By Hugo Fonzi
Whether it is flying a spaceship or washing cars, virtual reality headsets allow anyone to experience a whole new world within their room.
The difference between Virtual Reality (VR) and the real world may seem unreal to some people, but a 2009 study found it can trick kids into thinking what they saw in VR was real. The study had the children swim with two orcas or shrink to the size of a mouse, both had children believing that those scenarios were real.
Children can be tricked with VR, and yet VR sales are still growing. “Pre-orders have outpaced the original Quest pre-orders by more than 5x and have surpassed our expectations,” Mark Zuckerberg, the Facebook CEO, said.
About 2% of Steam’s users have a VR headset as of Nov. 2020. That is about double the amount of Steam users with a VR headset during Nov. 2019, and with over 120 million monthly active users that would be about 1.2 million.

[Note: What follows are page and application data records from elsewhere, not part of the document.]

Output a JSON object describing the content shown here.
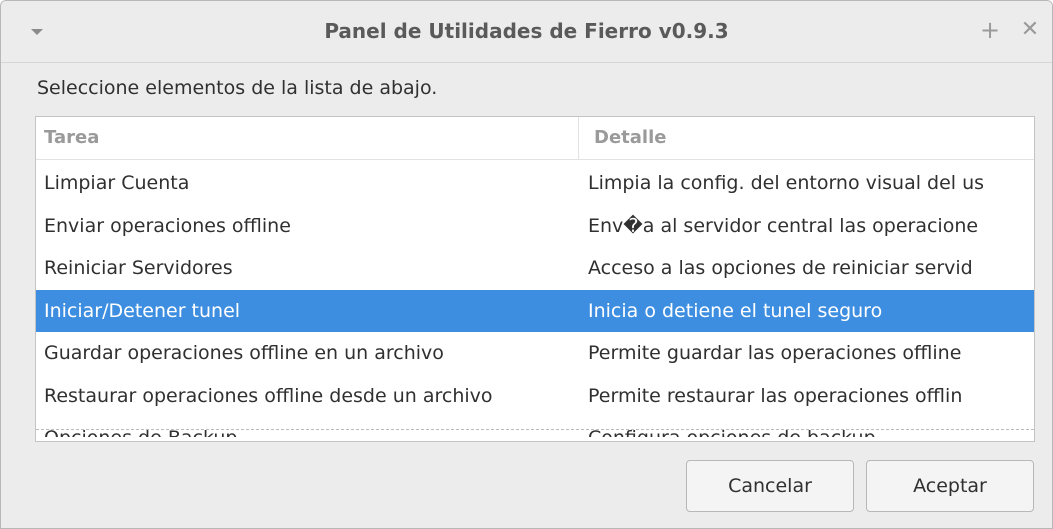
{
  "window": {
    "title": "Panel de Utilidades de Fierro v0.9.3",
    "maximize_glyph": "+",
    "close_glyph": "✕"
  },
  "instruction": "Seleccione elementos de la lista de abajo.",
  "table": {
    "columns": [
      "Tarea",
      "Detalle"
    ],
    "rows": [
      {
        "tarea": "Limpiar Cuenta",
        "detalle": "Limpia la config. del entorno visual del us"
      },
      {
        "tarea": "Enviar operaciones offline",
        "detalle": "Env�a al servidor central las operacione"
      },
      {
        "tarea": "Reiniciar Servidores",
        "detalle": "Acceso a las opciones de reiniciar servid"
      },
      {
        "tarea": "Iniciar/Detener tunel",
        "detalle": "Inicia o detiene el tunel seguro"
      },
      {
        "tarea": "Guardar operaciones offline en un archivo",
        "detalle": "Permite guardar las operaciones offline"
      },
      {
        "tarea": "Restaurar operaciones offline desde un archivo",
        "detalle": "Permite restaurar las operaciones offlin"
      },
      {
        "tarea": "Opciones de Backup",
        "detalle": "Configura opciones de backup"
      }
    ],
    "selected_index": 3
  },
  "buttons": {
    "cancel": "Cancelar",
    "accept": "Aceptar"
  },
  "colors": {
    "selection": "#3d8ee0",
    "window_bg": "#ececec"
  }
}
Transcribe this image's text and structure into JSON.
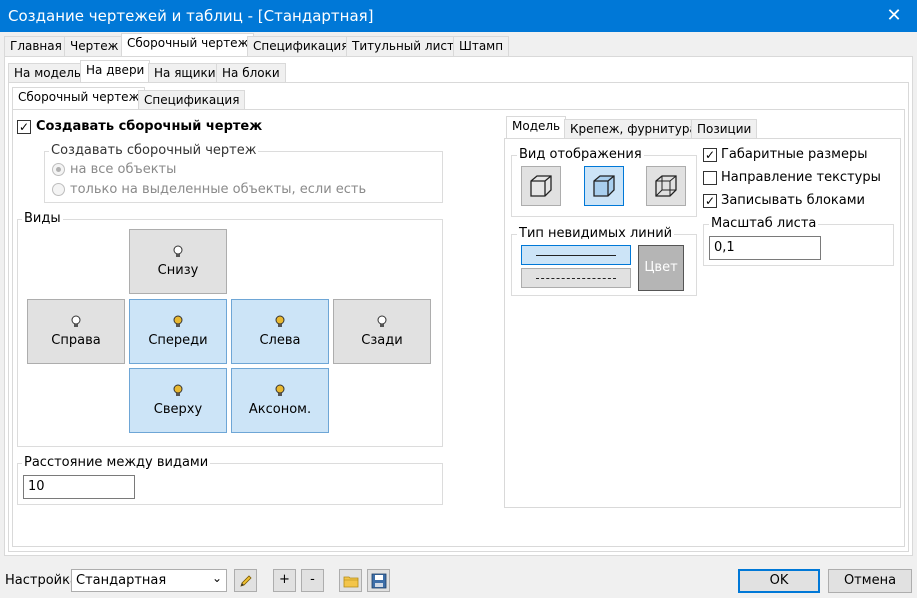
{
  "window": {
    "title": "Создание чертежей и таблиц - [Стандартная]"
  },
  "main_tabs": [
    "Главная",
    "Чертеж",
    "Сборочный чертеж",
    "Спецификация",
    "Титульный лист",
    "Штамп"
  ],
  "sub_tabs": [
    "На модель",
    "На двери",
    "На ящики",
    "На блоки"
  ],
  "inner_tabs": [
    "Сборочный чертеж",
    "Спецификация"
  ],
  "left": {
    "create_assembly": {
      "label": "Создавать сборочный чертеж",
      "checked": true
    },
    "create_group": {
      "title": "Создавать сборочный чертеж",
      "option_all": "на все объекты",
      "option_selected": "только на выделенные объекты, если есть"
    },
    "views": {
      "title": "Виды",
      "bottom": "Снизу",
      "right": "Справа",
      "front": "Спереди",
      "left": "Слева",
      "back": "Сзади",
      "top": "Сверху",
      "axon": "Аксоном."
    },
    "distance": {
      "title": "Расстояние между видами",
      "value": "10"
    }
  },
  "right": {
    "tabs": [
      "Модель",
      "Крепеж, фурнитура",
      "Позиции"
    ],
    "display_group": "Вид отображения",
    "hidden_lines_group": "Тип невидимых линий",
    "color_button": "Цвет",
    "checkboxes": {
      "overall_dims": "Габаритные размеры",
      "texture_dir": "Направление текстуры",
      "write_blocks": "Записывать блоками"
    },
    "scale": {
      "title": "Масштаб листа",
      "value": "0,1"
    }
  },
  "footer": {
    "settings_label": "Настройка",
    "preset": "Стандартная",
    "plus": "+",
    "minus": "-",
    "ok": "OK",
    "cancel": "Отмена"
  },
  "colors": {
    "titlebar": "#0078d7",
    "selected": "#cce4f7",
    "bulb": "#e8b830"
  }
}
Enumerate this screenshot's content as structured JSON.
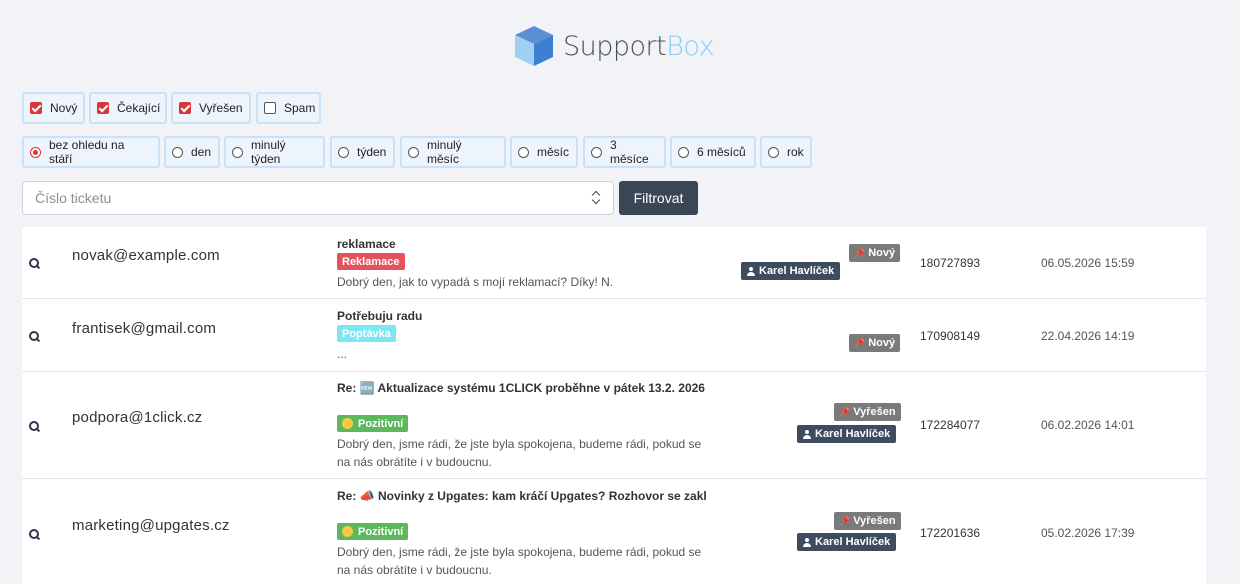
{
  "brand": {
    "word1": "Support",
    "word2": "Box"
  },
  "status_filters": [
    {
      "label": "Nový",
      "checked": true
    },
    {
      "label": "Čekající",
      "checked": true
    },
    {
      "label": "Vyřešen",
      "checked": true
    },
    {
      "label": "Spam",
      "checked": false
    }
  ],
  "age_filters": [
    {
      "label": "bez ohledu na stáří",
      "selected": true
    },
    {
      "label": "den",
      "selected": false
    },
    {
      "label": "minulý týden",
      "selected": false
    },
    {
      "label": "týden",
      "selected": false
    },
    {
      "label": "minulý měsíc",
      "selected": false
    },
    {
      "label": "měsíc",
      "selected": false
    },
    {
      "label": "3 měsíce",
      "selected": false
    },
    {
      "label": "6 měsíců",
      "selected": false
    },
    {
      "label": "rok",
      "selected": false
    }
  ],
  "search": {
    "placeholder": "Číslo ticketu",
    "value": ""
  },
  "filter_button": "Filtrovat",
  "tickets": [
    {
      "email": "novak@example.com",
      "subject": "reklamace",
      "tag": "Reklamace",
      "preview": "Dobrý den, jak to vypadá s mojí reklamací? Díky! N.",
      "status": "Nový",
      "agent": "Karel Havlíček",
      "number": "180727893",
      "date": "06.05.2026 15:59"
    },
    {
      "email": "frantisek@gmail.com",
      "subject": "Potřebuju radu",
      "tag": "Poptávka",
      "preview": "...",
      "status": "Nový",
      "agent": "",
      "number": "170908149",
      "date": "22.04.2026 14:19"
    },
    {
      "email": "podpora@1click.cz",
      "subject": "Re: 🆕 Aktualizace systému 1CLICK proběhne v pátek 13.2. 2026",
      "tag": "Pozitivní",
      "preview": "Dobrý den, jsme rádi, že jste byla spokojena, budeme rádi, pokud se na nás obrátíte i v budoucnu.",
      "status": "Vyřešen",
      "agent": "Karel Havlíček",
      "number": "172284077",
      "date": "06.02.2026 14:01"
    },
    {
      "email": "marketing@upgates.cz",
      "subject": "Re: 📣 Novinky z Upgates: kam kráčí Upgates? Rozhovor se zakl",
      "tag": "Pozitivní",
      "preview": "Dobrý den, jsme rádi, že jste byla spokojena, budeme rádi, pokud se na nás obrátíte i v budoucnu.",
      "status": "Vyřešen",
      "agent": "Karel Havlíček",
      "number": "172201636",
      "date": "05.02.2026 17:39"
    }
  ],
  "colors": {
    "accent_red": "#d9353b",
    "tag_reklamace": "#e5525b",
    "tag_poptavka": "#7ce6f5",
    "tag_pozitivni": "#5cb85c",
    "status_badge": "#7a7a7a",
    "agent_badge": "#3f4b5f",
    "button": "#3a4556"
  },
  "icons": {
    "logo": "cube-logo-icon",
    "checkbox": "checkbox-icon",
    "radio": "radio-icon",
    "stepper": "stepper-icon",
    "row_open": "search-icon",
    "status": "pin-icon",
    "agent": "user-icon"
  }
}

With so many new people joining VR, privacy comes into question. A study from Scientific Reports said, “Out of a pool of 511 participants, the system identifies 95% of users correctly when trained on less than 5 min of tracking data per person.” This may mean that someone could potentially find out your identity while playing VR.
While this could also be true with tracking data on web searches, there is “private browsing mode.” However, “with accurate VR tracking data, a ‘private browsing mode’ is in principle impossible,” the paper said.

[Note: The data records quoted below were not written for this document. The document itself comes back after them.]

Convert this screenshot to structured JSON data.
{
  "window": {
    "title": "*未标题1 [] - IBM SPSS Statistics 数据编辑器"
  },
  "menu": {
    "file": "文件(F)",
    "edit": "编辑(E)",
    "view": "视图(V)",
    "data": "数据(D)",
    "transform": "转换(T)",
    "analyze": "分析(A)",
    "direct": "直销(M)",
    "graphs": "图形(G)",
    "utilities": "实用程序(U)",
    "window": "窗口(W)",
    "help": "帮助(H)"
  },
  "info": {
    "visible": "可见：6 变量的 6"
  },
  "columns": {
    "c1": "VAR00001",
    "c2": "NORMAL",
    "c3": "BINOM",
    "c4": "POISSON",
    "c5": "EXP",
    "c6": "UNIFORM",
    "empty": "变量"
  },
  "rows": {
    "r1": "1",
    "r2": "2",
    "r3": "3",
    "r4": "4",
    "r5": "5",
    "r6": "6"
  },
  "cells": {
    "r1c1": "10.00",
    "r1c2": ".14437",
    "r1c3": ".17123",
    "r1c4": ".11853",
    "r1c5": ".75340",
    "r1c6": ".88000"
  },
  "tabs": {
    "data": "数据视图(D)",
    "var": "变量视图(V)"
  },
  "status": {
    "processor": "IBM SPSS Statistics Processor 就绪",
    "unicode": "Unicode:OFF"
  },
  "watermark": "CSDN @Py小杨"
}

VR also can take you to other places on Earth. An example of this is Google Earth VR which allows you to go to many places around the world virtually.
Using Google Earth VR, an exchange student showed his classmates his home neighborhood, and even got homesick. The exchange student’s emotions being affected by VR is not an isolated incident – it happens to adults as well.

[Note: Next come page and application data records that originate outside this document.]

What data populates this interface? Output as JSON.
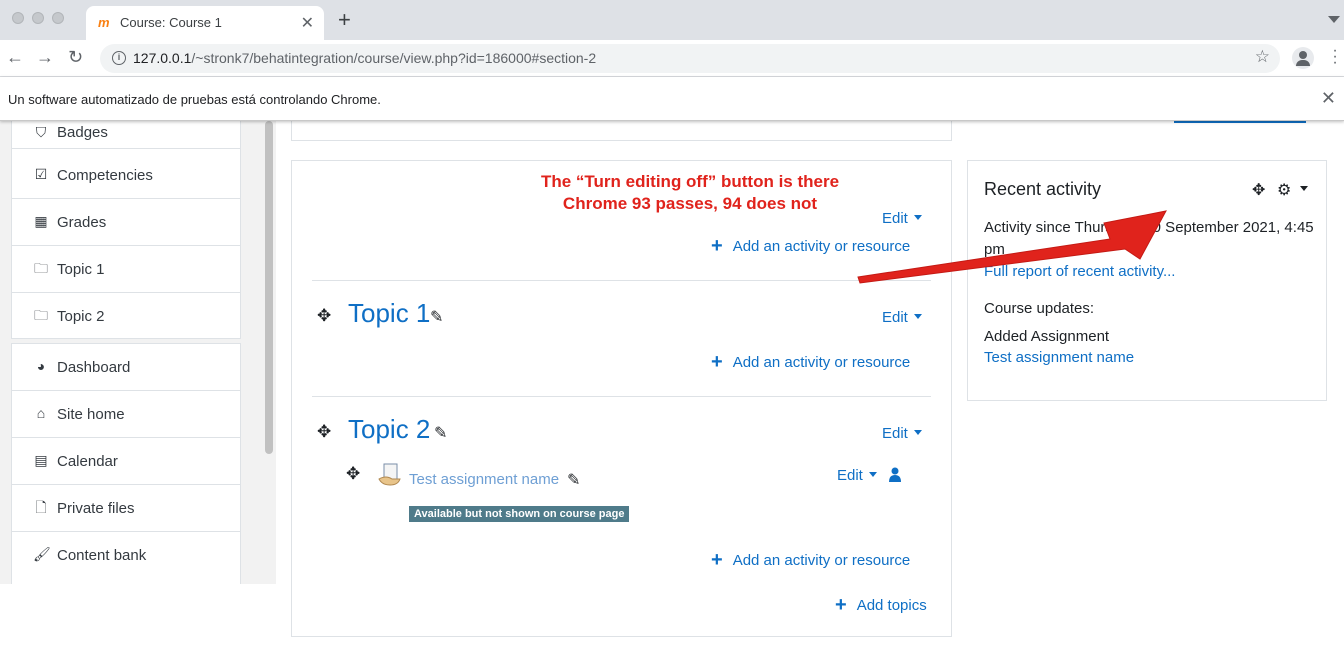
{
  "browser": {
    "tab_title": "Course: Course 1",
    "tab_favicon": "m",
    "new_tab_symbol": "+",
    "url_host": "127.0.0.1",
    "url_path": "/~stronk7/behatintegration/course/view.php?id=186000#section-2",
    "infobar_text": "Un software automatizado de pruebas está controlando Chrome."
  },
  "sidebar": {
    "group1": [
      {
        "label": "Badges",
        "icon": "shield-icon"
      },
      {
        "label": "Competencies",
        "icon": "checkbox-icon"
      },
      {
        "label": "Grades",
        "icon": "table-icon"
      },
      {
        "label": "Topic 1",
        "icon": "folder-icon"
      },
      {
        "label": "Topic 2",
        "icon": "folder-icon"
      }
    ],
    "group2": [
      {
        "label": "Dashboard",
        "icon": "dashboard-icon"
      },
      {
        "label": "Site home",
        "icon": "home-icon"
      },
      {
        "label": "Calendar",
        "icon": "calendar-icon"
      },
      {
        "label": "Private files",
        "icon": "file-icon"
      },
      {
        "label": "Content bank",
        "icon": "brush-icon"
      }
    ]
  },
  "main": {
    "annotation_line1": "The “Turn editing off” button is there",
    "annotation_line2": "Chrome 93 passes, 94 does not",
    "edit_label": "Edit",
    "add_activity_label": "Add an activity or resource",
    "add_topics_label": "Add topics",
    "sections": [
      {
        "title": "Topic 1"
      },
      {
        "title": "Topic 2"
      }
    ],
    "activity": {
      "name": "Test assignment name",
      "badge": "Available but not shown on course page"
    }
  },
  "recent_activity": {
    "title": "Recent activity",
    "since_text": "Activity since Thursday, 30 September 2021, 4:45 pm",
    "full_report_link": "Full report of recent activity...",
    "course_updates_label": "Course updates:",
    "added_label": "Added Assignment",
    "assignment_link": "Test assignment name"
  },
  "colors": {
    "link": "#0f6fc5",
    "annotation_red": "#e0231c",
    "badge_bg": "#4f7b8a"
  }
}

According to an MIT journal where a group of adult participants were shown a video about a computer generated hedgehog on their birthday, “more than 80% of adult participants in our experimental study reported feeling sad after watching the 360° video.”
VR may bring immersion to the next level, but it is something to be watchful of. “If it’s an activity that you’re ethically not comfortable with in real life, don’t do it. If you think of it that way, the guidelines on what you want to do in VR become very clear,” Jeremy Bailenson, founding director of Stanford University’s Virtual Human Interaction Lab, said.